• _Task_:
Every entry, from first to last, must be written out exactly.

◇ ◇ ◇ ◇

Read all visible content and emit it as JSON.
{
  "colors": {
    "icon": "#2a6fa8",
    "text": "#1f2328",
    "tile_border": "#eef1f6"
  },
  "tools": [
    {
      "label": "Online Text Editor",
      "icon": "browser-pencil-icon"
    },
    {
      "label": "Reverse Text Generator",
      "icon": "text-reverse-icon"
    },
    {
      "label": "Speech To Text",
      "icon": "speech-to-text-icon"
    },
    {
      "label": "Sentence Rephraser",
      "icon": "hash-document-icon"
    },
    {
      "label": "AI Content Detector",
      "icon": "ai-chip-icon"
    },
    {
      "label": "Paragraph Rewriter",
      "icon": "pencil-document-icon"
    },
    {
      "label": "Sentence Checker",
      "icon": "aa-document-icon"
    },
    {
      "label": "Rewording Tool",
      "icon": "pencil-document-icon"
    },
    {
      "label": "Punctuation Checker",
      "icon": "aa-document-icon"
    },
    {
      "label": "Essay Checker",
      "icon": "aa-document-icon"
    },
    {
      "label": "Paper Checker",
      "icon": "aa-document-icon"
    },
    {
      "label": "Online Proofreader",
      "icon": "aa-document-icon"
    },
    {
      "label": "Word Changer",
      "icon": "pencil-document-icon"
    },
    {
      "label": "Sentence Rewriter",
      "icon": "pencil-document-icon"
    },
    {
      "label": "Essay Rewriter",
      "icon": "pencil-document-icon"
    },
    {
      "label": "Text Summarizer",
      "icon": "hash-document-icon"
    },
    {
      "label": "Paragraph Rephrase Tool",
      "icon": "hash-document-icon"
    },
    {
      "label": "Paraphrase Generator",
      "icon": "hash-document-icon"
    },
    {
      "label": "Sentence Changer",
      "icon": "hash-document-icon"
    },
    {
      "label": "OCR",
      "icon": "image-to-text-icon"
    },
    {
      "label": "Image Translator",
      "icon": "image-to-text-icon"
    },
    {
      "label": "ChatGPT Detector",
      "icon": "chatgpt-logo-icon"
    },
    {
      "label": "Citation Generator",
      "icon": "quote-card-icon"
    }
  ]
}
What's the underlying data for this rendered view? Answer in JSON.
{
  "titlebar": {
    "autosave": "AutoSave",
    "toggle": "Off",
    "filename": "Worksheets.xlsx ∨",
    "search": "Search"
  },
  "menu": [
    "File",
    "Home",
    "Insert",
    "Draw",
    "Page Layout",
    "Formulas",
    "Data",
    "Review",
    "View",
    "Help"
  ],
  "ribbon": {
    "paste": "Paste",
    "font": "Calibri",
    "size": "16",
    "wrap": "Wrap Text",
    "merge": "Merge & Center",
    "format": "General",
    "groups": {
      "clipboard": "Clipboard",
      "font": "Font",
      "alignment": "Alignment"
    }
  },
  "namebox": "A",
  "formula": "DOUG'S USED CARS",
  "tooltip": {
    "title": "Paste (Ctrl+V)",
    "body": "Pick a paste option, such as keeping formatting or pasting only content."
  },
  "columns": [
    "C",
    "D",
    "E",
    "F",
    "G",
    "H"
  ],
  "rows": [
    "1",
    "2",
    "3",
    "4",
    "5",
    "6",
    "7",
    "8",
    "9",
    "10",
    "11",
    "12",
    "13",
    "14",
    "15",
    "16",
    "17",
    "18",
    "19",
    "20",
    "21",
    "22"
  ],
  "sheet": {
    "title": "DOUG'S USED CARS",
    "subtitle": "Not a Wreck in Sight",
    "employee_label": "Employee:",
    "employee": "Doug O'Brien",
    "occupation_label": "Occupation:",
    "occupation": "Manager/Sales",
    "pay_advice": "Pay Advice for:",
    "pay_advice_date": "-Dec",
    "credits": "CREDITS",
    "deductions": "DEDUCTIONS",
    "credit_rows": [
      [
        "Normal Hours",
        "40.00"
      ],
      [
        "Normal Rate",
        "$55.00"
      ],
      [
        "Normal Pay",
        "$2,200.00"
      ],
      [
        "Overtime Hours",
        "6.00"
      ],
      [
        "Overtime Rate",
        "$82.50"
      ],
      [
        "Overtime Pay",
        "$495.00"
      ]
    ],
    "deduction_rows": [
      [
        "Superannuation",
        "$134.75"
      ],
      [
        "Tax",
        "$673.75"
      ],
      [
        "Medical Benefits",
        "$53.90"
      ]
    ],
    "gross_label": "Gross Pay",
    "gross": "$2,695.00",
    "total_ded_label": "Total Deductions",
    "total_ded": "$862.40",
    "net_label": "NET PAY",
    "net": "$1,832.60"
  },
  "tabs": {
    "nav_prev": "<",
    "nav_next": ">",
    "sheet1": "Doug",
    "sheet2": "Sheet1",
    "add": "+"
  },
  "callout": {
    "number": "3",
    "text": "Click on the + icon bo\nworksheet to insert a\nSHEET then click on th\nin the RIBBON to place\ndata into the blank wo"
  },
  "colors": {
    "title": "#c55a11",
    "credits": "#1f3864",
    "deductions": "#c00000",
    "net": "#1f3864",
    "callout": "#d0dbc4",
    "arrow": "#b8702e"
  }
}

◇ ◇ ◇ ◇

• _Answer for this exercise_:
Read all visible content and emit it as JSON.
{
  "colors": {
    "icon": "#2a6fa8",
    "text": "#1f2328",
    "tile_border": "#eef1f6"
  },
  "tools": [
    {
      "label": "Online Text Editor",
      "icon": "browser-pencil-icon"
    },
    {
      "label": "Reverse Text Generator",
      "icon": "text-reverse-icon"
    },
    {
      "label": "Speech To Text",
      "icon": "speech-to-text-icon"
    },
    {
      "label": "Sentence Rephraser",
      "icon": "hash-document-icon"
    },
    {
      "label": "AI Content Detector",
      "icon": "ai-chip-icon"
    },
    {
      "label": "Paragraph Rewriter",
      "icon": "pencil-document-icon"
    },
    {
      "label": "Sentence Checker",
      "icon": "aa-document-icon"
    },
    {
      "label": "Rewording Tool",
      "icon": "pencil-document-icon"
    },
    {
      "label": "Punctuation Checker",
      "icon": "aa-document-icon"
    },
    {
      "label": "Essay Checker",
      "icon": "aa-document-icon"
    },
    {
      "label": "Paper Checker",
      "icon": "aa-document-icon"
    },
    {
      "label": "Online Proofreader",
      "icon": "aa-document-icon"
    },
    {
      "label": "Word Changer",
      "icon": "pencil-document-icon"
    },
    {
      "label": "Sentence Rewriter",
      "icon": "pencil-document-icon"
    },
    {
      "label": "Essay Rewriter",
      "icon": "pencil-document-icon"
    },
    {
      "label": "Text Summarizer",
      "icon": "hash-document-icon"
    },
    {
      "label": "Paragraph Rephrase Tool",
      "icon": "hash-document-icon"
    },
    {
      "label": "Paraphrase Generator",
      "icon": "hash-document-icon"
    },
    {
      "label": "Sentence Changer",
      "icon": "hash-document-icon"
    },
    {
      "label": "OCR",
      "icon": "image-to-text-icon"
    },
    {
      "label": "Image Translator",
      "icon": "image-to-text-icon"
    },
    {
      "label": "ChatGPT Detector",
      "icon": "chatgpt-logo-icon"
    },
    {
      "label": "Citation Generator",
      "icon": "quote-card-icon"
    }
  ]
}
What's the underlying data for this rendered view? Answer in JSON.
{
  "titlebar": {
    "autosave": "AutoSave",
    "toggle": "Off",
    "filename": "Worksheets.xlsx ∨",
    "search": "Search"
  },
  "menu": [
    "File",
    "Home",
    "Insert",
    "Draw",
    "Page Layout",
    "Formulas",
    "Data",
    "Review",
    "View",
    "Help"
  ],
  "ribbon": {
    "paste": "Paste",
    "font": "Calibri",
    "size": "16",
    "wrap": "Wrap Text",
    "merge": "Merge & Center",
    "format": "General",
    "groups": {
      "clipboard": "Clipboard",
      "font": "Font",
      "alignment": "Alignment"
    }
  },
  "namebox": "A",
  "formula": "DOUG'S USED CARS",
  "tooltip": {
    "title": "Paste (Ctrl+V)",
    "body": "Pick a paste option, such as keeping formatting or pasting only content."
  },
  "columns": [
    "C",
    "D",
    "E",
    "F",
    "G",
    "H"
  ],
  "rows": [
    "1",
    "2",
    "3",
    "4",
    "5",
    "6",
    "7",
    "8",
    "9",
    "10",
    "11",
    "12",
    "13",
    "14",
    "15",
    "16",
    "17",
    "18",
    "19",
    "20",
    "21",
    "22"
  ],
  "sheet": {
    "title": "DOUG'S USED CARS",
    "subtitle": "Not a Wreck in Sight",
    "employee_label": "Employee:",
    "employee": "Doug O'Brien",
    "occupation_label": "Occupation:",
    "occupation": "Manager/Sales",
    "pay_advice": "Pay Advice for:",
    "pay_advice_date": "-Dec",
    "credits": "CREDITS",
    "deductions": "DEDUCTIONS",
    "credit_rows": [
      [
        "Normal Hours",
        "40.00"
      ],
      [
        "Normal Rate",
        "$55.00"
      ],
      [
        "Normal Pay",
        "$2,200.00"
      ],
      [
        "Overtime Hours",
        "6.00"
      ],
      [
        "Overtime Rate",
        "$82.50"
      ],
      [
        "Overtime Pay",
        "$495.00"
      ]
    ],
    "deduction_rows": [
      [
        "Superannuation",
        "$134.75"
      ],
      [
        "Tax",
        "$673.75"
      ],
      [
        "Medical Benefits",
        "$53.90"
      ]
    ],
    "gross_label": "Gross Pay",
    "gross": "$2,695.00",
    "total_ded_label": "Total Deductions",
    "total_ded": "$862.40",
    "net_label": "NET PAY",
    "net": "$1,832.60"
  },
  "tabs": {
    "nav_prev": "<",
    "nav_next": ">",
    "sheet1": "Doug",
    "sheet2": "Sheet1",
    "add": "+"
  },
  "callout": {
    "number": "3",
    "text": "Click on the + icon bo\nworksheet to insert a\nSHEET then click on th\nin the RIBBON to place\ndata into the blank wo"
  },
  "colors": {
    "title": "#c55a11",
    "credits": "#1f3864",
    "deductions": "#c00000",
    "net": "#1f3864",
    "callout": "#d0dbc4",
    "arrow": "#b8702e"
  }
}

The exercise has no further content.